“I saw her months ago at Crabby Bill’s and when I struggled for what to say, she said, ‘It’s all right coach, I was just doing my job, like I always do,’” he said. “They taught me another way of being the best version of yourself.”
The county recognized former News-Gazette Sports Editor Rick Pedone and retiring St. Cloud High School public address voice George Garber with Lifetime Achievement Awards. The two retired in the past year with a combined 58 years of service to local athletes.
“I had the privilege of attending one of St. Cloud’s basketball games and I heard him and had to find out who it was,” Adams said.
Eight coaches, one from each of the county’s large public high schools, were nominated for the M. Dean Cherry Coach of the Year Award, which this year was given to Celebration High competitive cheer coach Coach Christi Boone, who was not able to make the event. Boone led the Storm cheer team to the Class 2A large team non-tumbling state title. She was the school’s Coach of the Year nominee in 2017 as well.
Also nominated were Gateway baseball coach Jim Moran, Harmony girls soccer coach Scott Marlega, Liberty softball coach Katherin Pennanen, New Dimensions girls weightlifting coach Zulma Arguelles, Osceola girls track and weightlifting coach Eric Pinellas, Poinciana girls soccer coach Jorge Molina and St. Cloud softball coach Ray Whobrey.
Also recognized were the School District’s athletes of the year, both state champions from Osceola.
Virginie Beljour, the Class 2A 100-pound champion weightlifter and a state qualifier in track on the Kowgirls’ 4×800 team, is the Female Athlete of the Year. She also competed in cross country, carries a 3.4 GPA and is a member of the National Honor Society, among her highlights.
She is sifting through a handful of track scholarship offers to find a school, she said.
“I really excited and grateful when I heard because there are a lot of really great athletes in this county,” she said. “All the hard work I’ve done keeps paying off, and I’m really happy to represent Osceola this way.”
Two-time 138-pound state wrestling champion Malyke Hines is the Male Athlete of the Year. A junior with a career high school record of 173-4 and is also a National High School Coaches Association national champ and ranked No. 10 in the nation in his weight class, Hines will go for a three-peat next year.
The county debut its Academic Student Athlete Awards. Both recipients are from Celebration High: girls basketball and flag football player Signe Peterson features a 4.36 weighted GPA in a schedule dotted with AP classes and is on her way to the University of Florida, and boys soccer, track and cross country runner Ayoub Mahdar carries a 4.678 GPA and is in CHS’ International Baccalaureate Program.
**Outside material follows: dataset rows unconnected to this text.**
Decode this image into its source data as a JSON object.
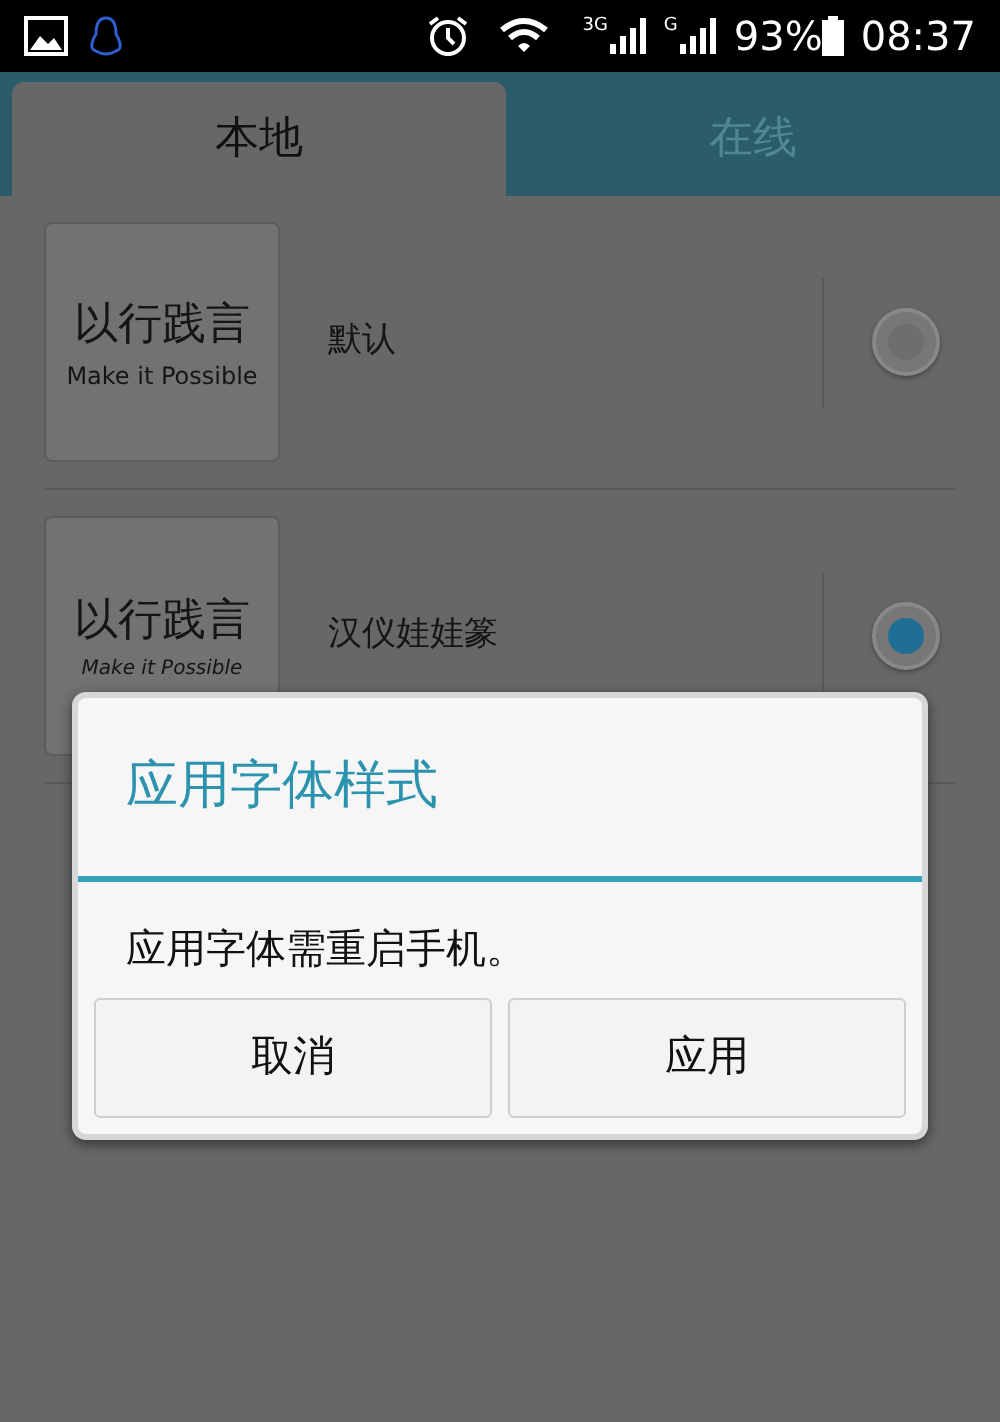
{
  "status_bar": {
    "network_3g": "3G",
    "network_g": "G",
    "battery": "93%",
    "time": "08:37"
  },
  "tabs": [
    {
      "label": "本地",
      "selected": true
    },
    {
      "label": "在线",
      "selected": false
    }
  ],
  "fonts": [
    {
      "preview_title": "以行践言",
      "preview_subtitle": "Make it Possible",
      "name": "默认",
      "selected": false,
      "kind": "plain"
    },
    {
      "preview_title": "以行践言",
      "preview_subtitle": "Make it Possible",
      "name": "汉仪娃娃篆",
      "selected": true,
      "kind": "handwritten"
    }
  ],
  "dialog": {
    "title": "应用字体样式",
    "message": "应用字体需重启手机。",
    "buttons": [
      "取消",
      "应用"
    ]
  }
}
The third Mike Fields Distinguished Leadership Award was presented to Gateway swimming and water polo coach Yvonne “Vonnie” Kochensbarger.
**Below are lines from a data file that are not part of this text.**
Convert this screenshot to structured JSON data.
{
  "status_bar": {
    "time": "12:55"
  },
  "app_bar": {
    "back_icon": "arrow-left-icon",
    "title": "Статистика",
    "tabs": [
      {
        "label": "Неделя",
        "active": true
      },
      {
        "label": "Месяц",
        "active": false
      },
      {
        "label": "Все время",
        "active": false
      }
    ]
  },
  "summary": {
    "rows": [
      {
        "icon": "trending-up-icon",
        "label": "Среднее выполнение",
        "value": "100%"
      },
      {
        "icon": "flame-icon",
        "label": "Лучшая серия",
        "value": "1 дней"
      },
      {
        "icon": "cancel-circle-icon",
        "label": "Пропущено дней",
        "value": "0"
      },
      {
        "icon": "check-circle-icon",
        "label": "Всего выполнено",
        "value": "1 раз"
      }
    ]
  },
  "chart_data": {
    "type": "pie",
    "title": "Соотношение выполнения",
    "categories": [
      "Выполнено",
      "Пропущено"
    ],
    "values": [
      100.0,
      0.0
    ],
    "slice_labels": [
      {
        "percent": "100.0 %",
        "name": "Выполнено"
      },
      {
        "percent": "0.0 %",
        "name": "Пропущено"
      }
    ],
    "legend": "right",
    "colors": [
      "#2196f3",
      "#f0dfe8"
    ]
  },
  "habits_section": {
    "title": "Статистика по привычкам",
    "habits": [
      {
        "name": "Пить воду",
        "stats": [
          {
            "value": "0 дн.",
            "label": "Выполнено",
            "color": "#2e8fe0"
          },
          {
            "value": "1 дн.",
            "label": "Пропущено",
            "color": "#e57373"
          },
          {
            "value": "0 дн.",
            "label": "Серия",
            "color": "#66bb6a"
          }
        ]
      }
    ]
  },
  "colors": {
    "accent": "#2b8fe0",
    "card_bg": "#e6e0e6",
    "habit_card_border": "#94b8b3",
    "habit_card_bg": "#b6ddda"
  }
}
Adams said that Kochenberger was an ideal recipient because of how she exemplifies Fields’ commitment to community service, character and work ethic.
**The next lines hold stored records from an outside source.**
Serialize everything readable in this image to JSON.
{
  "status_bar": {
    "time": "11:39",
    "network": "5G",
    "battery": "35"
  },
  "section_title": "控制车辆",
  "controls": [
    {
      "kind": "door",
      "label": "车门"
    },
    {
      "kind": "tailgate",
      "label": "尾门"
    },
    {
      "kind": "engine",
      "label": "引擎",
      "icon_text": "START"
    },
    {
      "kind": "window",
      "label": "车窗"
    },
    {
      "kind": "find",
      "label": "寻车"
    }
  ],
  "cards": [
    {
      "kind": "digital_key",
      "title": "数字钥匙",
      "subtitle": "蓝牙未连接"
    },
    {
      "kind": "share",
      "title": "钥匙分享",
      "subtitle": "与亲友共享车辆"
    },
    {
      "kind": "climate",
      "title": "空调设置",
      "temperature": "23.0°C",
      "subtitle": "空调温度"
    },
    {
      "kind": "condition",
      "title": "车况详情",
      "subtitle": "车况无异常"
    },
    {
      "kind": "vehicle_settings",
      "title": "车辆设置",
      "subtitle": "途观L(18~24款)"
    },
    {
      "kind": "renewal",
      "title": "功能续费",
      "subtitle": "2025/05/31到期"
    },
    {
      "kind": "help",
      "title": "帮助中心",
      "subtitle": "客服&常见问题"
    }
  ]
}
Kochensbarger “meets the needs of every student in every level of class she’s taught,” GHS Athletic Director Travis James wrote in her nomination letter.
She also leader in the county’s 4-H horsemanship program and the local Spay the Stray animal rescue group.
The Athletic Director of the Year is Liberty High’s Corey Edwards.
St. Cloud, in a narrow victory over defending champion Harmony, won the Orange Belt Conference All-Sports championship, edging rival St. Cloud by four points. The Bulldogs won seven Orange Belt Conference titles and finished first or second in 11 of the 23 OBC competitions.
St. Cloud also earned the County Academic Achievement award for the second year in a row, as its athletes combined for a cumulative 3.305 GPA. Celebration girls swimming team (3.829) and Gateway boys golf team (3.648) were recognized as the county’s top team GPAs.